Daily Edition Top 10 (Week of September 14, 2015)

Gabriella Schwarz / September 19, 2015

Read our top picks from this week’s Daily Edition, including the top takeaways from the second Republican presidential debate, new details about the search for Bowe Bergdahl and how space impacts the mind and body.

1. 6 takeaways from the Republican presidential debate – CNN, Stephen Collinson

Top line: “Donald Trump finally took some punches, Carly Fiorina grabbed control, Jeb Bush woke up and Marco Rubio and Chris Christie elbowed their way into the fray on a crowded stage. Everyone else just tried to crash the party.”

Topic to follow: 2016 U.S. Presidential Election

2. Why Isis fights – The Guardian, Martin Chulov

Top line: “All of these men believed that by travelling to fight for the caliphate, they were standard-bearers of their faith. They also felt sure they were acting to restore Islam to its lost glories – and had a sense of privilege and pride that their generation was the one that had been chosen to right the wrongs of the past.”

Topic to follow: Islamic State (ISIS)

3. Bowe Bergdahl’s Commanders Detail Their Frantic, Dangerous Search – The Daily Beast, Eva Ruth Moravec

Top line: “The 33 soldiers who were with Bergdahl at Observation Post Mest were worn ragged during the 2009 search, dubbed “Operation Yukon Recovery,” three witnesses testified Thursday in the first day of Bergdahl’s Article 32 hearing. And troops abandoned counterinsurgency efforts as a direct result of Bergdahl’s disappearance, a witness told the hearing.”

Topic to follow: Bowe Bergdahl

4. Former inmates: Incarceration makes economic stability nearly impossible for our families – The Washington Post, Wesley Lowery

Top line: “Nearly two in three families (65 percent) with an incarcerated member are unable to meet their family’s basic needs, according to a new report released today — which found that even after a family member is released from prison, the lingering impact incarceration is often economically crippling, not only for former inmates but also for their families.”

Topic to follow: Crime

5. What Space Does to Your Body and Mind – Time, Chris Arridge

Top line: “We know that astronauts suffer from a loss of bone density, weakened muscles, reduced heart function, exposure to radiation, nutrition deficiencies and immune system problems as well as a loss of sleep and psychological problems.”

Topic to follow: Space

6. Ostracised, sacked … and even arrested: the fate of whistleblowers at the UN – The Guardian, Roger Hamilton-Martin

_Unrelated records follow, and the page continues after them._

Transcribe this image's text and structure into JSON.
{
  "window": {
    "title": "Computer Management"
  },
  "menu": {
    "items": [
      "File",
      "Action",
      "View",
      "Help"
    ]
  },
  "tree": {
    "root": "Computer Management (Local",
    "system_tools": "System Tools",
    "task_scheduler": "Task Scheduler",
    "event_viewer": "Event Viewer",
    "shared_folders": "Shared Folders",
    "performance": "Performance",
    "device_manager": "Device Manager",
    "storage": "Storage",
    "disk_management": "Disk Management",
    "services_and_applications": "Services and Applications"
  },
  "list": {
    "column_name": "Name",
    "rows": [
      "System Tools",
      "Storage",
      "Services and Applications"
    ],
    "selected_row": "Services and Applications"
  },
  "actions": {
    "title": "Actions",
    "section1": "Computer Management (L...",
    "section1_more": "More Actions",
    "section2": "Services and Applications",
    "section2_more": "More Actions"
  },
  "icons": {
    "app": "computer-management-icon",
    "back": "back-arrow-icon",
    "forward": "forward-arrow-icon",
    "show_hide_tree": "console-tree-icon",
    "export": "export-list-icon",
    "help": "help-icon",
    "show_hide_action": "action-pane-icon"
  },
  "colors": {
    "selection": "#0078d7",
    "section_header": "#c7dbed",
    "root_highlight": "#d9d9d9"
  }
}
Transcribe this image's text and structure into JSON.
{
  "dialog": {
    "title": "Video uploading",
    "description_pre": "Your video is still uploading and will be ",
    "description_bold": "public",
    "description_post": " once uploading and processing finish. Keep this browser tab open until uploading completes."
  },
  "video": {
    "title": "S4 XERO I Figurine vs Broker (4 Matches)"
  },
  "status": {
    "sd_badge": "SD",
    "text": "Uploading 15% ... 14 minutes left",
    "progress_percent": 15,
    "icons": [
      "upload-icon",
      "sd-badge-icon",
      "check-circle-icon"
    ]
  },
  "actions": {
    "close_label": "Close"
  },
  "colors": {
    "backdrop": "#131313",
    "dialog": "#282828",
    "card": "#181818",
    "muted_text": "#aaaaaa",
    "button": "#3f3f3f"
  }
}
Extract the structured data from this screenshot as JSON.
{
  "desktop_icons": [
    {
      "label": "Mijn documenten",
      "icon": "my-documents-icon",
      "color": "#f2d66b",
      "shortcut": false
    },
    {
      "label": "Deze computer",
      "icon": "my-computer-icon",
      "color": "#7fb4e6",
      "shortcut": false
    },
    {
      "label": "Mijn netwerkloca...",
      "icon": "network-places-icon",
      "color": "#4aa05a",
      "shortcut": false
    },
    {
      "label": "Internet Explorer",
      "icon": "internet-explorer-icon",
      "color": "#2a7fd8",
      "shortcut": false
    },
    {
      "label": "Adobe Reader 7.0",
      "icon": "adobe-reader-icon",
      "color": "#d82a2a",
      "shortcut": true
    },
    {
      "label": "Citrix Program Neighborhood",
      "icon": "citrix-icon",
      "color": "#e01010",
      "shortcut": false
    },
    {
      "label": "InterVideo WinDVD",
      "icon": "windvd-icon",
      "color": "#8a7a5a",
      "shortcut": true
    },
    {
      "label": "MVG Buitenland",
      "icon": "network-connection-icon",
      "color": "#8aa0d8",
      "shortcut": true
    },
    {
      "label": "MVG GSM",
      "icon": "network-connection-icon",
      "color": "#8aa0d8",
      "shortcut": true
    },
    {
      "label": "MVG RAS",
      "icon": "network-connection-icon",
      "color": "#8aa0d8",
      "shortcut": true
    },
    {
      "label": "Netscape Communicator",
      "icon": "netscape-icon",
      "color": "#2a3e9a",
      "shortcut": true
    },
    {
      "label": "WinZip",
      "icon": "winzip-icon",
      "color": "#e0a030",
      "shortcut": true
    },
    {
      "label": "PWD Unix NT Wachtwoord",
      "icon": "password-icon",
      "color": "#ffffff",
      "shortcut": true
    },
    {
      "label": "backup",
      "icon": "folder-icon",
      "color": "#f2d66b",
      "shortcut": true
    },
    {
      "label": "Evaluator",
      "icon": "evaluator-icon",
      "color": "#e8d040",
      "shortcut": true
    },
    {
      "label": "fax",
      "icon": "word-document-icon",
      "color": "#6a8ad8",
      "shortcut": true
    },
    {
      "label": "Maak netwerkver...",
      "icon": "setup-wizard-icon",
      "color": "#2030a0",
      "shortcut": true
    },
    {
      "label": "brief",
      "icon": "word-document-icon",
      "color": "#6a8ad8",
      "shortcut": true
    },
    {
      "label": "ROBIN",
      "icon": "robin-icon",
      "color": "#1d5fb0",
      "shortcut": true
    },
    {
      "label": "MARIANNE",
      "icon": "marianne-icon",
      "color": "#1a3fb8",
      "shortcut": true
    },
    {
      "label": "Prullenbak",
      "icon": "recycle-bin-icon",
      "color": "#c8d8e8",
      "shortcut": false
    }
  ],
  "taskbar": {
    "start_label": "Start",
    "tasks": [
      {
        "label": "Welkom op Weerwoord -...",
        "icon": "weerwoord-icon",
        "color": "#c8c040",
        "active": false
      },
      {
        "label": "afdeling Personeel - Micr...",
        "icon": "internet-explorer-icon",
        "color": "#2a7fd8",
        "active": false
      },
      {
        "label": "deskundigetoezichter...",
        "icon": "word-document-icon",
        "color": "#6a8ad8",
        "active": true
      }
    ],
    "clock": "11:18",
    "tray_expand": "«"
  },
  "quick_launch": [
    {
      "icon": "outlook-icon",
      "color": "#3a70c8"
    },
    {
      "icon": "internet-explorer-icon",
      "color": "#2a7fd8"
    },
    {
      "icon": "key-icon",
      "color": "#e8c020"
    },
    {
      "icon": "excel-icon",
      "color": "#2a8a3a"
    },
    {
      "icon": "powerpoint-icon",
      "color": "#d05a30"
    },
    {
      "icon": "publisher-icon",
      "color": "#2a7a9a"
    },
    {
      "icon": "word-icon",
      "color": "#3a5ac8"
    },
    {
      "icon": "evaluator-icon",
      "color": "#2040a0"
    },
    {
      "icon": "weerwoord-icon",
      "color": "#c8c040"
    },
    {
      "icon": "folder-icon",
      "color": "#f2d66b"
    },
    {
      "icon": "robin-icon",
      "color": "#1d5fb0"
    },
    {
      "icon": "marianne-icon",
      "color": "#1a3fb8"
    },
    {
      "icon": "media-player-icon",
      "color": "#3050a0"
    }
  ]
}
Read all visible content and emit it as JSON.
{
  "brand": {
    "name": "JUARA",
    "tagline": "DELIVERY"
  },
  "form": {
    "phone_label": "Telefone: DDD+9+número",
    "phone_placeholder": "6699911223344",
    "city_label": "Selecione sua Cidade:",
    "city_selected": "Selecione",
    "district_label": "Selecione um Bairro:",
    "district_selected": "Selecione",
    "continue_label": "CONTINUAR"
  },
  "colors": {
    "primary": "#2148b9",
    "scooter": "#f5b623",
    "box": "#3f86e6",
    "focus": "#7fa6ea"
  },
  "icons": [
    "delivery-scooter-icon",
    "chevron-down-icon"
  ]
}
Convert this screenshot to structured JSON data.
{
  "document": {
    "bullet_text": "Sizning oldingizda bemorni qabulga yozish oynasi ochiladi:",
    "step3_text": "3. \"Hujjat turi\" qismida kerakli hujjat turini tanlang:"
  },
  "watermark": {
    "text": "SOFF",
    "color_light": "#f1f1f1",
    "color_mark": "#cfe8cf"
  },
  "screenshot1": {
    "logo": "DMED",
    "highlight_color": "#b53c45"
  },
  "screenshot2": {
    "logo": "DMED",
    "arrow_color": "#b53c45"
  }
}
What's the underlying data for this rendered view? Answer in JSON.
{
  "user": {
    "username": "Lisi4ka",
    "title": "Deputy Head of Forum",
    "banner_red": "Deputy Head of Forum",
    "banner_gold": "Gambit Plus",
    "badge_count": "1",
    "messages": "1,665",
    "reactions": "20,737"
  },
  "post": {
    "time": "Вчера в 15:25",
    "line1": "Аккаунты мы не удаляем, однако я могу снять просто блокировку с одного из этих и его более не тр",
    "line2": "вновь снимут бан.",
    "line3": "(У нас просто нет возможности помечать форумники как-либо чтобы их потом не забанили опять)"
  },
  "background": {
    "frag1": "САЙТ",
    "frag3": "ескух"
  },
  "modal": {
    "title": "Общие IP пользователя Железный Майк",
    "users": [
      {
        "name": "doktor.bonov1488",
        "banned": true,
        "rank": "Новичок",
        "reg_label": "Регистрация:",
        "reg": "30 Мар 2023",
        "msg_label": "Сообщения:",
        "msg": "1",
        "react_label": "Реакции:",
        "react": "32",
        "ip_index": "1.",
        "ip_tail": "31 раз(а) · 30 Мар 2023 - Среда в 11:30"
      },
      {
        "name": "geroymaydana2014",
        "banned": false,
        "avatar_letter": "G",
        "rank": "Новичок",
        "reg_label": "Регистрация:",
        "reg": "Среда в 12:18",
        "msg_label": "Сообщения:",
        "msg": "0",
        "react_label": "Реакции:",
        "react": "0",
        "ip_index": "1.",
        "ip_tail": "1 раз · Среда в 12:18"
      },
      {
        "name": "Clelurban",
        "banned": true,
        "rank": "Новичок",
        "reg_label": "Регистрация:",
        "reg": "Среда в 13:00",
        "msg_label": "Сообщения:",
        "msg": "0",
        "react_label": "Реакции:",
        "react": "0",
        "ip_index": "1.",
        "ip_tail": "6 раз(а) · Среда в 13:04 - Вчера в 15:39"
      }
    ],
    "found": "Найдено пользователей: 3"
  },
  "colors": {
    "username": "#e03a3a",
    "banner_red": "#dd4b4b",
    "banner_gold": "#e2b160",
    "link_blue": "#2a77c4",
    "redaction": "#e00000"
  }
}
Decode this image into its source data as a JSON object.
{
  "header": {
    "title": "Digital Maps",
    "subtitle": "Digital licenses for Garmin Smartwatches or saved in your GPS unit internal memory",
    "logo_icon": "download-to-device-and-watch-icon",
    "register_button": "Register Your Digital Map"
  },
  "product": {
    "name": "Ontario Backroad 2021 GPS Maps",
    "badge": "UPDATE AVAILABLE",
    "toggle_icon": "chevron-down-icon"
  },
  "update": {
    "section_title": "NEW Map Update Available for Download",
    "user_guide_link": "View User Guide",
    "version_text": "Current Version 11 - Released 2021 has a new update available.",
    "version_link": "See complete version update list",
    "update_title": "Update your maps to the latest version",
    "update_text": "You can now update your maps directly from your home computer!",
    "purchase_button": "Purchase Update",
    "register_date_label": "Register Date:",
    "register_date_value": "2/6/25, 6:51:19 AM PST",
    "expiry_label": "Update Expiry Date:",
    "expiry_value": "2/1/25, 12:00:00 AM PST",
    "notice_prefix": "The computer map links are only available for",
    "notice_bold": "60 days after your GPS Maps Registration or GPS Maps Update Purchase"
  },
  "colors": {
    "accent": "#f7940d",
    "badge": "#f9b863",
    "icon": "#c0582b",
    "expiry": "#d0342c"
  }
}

Top line: “Figures obtained by the Government Accountability Project (GAP), which supports whistleblowers, reveal that the UN ethics office had received 447 approaches up to July 2014 from those alleging they have faced retaliation for exposing wrongdoing. They completed reviews into between 113 and 135 of these cases, identifying prima-facie cases of retaliation in 14, and ultimately establishing there had been retaliation in just four cases – a statistic that is hardly encouraging to those who feel bound to report corruption, malpractice or sexual abuse.”

Topic to follow: United Nations

7. A Cultural History of the Fever – The Atlantic, Adrienne Lafrance

Top line: “Ancient Romans had at least three temples dedicated to worshipping a god of fever. According to a 1918 issue of The Classical Weekly, Romans would leave amulets in these structures of febris, hoping to placate the deities who made them sick. In the Middle Ages, fever treatments included incantations, elixirs, charms, and exorcisms. Avicenna, the influential Persian scholar, described the condition as ‘extraneous heat, kindled in the heart, from which it is diffused to the whole body through the arteries and veins.’ In the centuries that followed, fevers retained an air of mysticism.”

Topic to follow: Health

8. Eleven Days: When Agatha Christie went missing – BBC, Kate Mosse

Top line: “In an exclusive short story for BBC Culture and BBC Britain, Kate Mosse writes a fictional account of the 11 mysterious days when the popular crime writer vanished.”

Topic to follow: Agatha Christie

9. Emmys 2015 predictions: Our bets on who wins – Entertainment Weekly, Lynette Rice and James Hibberd

Top line: “The signs point to a victory lap for the final season of AMC’s modern masterpiece Mad Men. The series is a four-time winner that was shoved aside in recent years by Breaking Bad. So it’s poised to reclaim the top spot, right? Yet, mark these words, perpetually bloody bridesmaid Game of Thrones is eventually going to take this category. HBO’s hit, now on its fifth year, is nominated every season and never wins. This round, Thrones has more nominations than any other show. Respect for Thrones continues to rise within the industry and the only question is whether the Academy bestows the top prize this year, or later. So: Smart money is Mad Men, but I’m thinking for the first time that HBO might overthrow one of AMC’s critical darlings to take the throne.”

Topic to follow: The Emmy Awards

10. Food that markets to both genders confuses people’s tastebuds – Quartz, Amy X. Wang

Top line: “Given the choice between a container of fruity yogurt and a tray of fried chicken, most women will gravitate toward the former and most men toward the latter, thanks in part to the way clever marketing strategiesdictate our unconscious food preferences. What’s more, marketing food toward one gender or the other can influence how men and women perceive a food’s taste.”

Topic to follow: Food

Read The Daily Edition throughout the week for your news updates.

~GabyS is reading “Scandal (TV Series)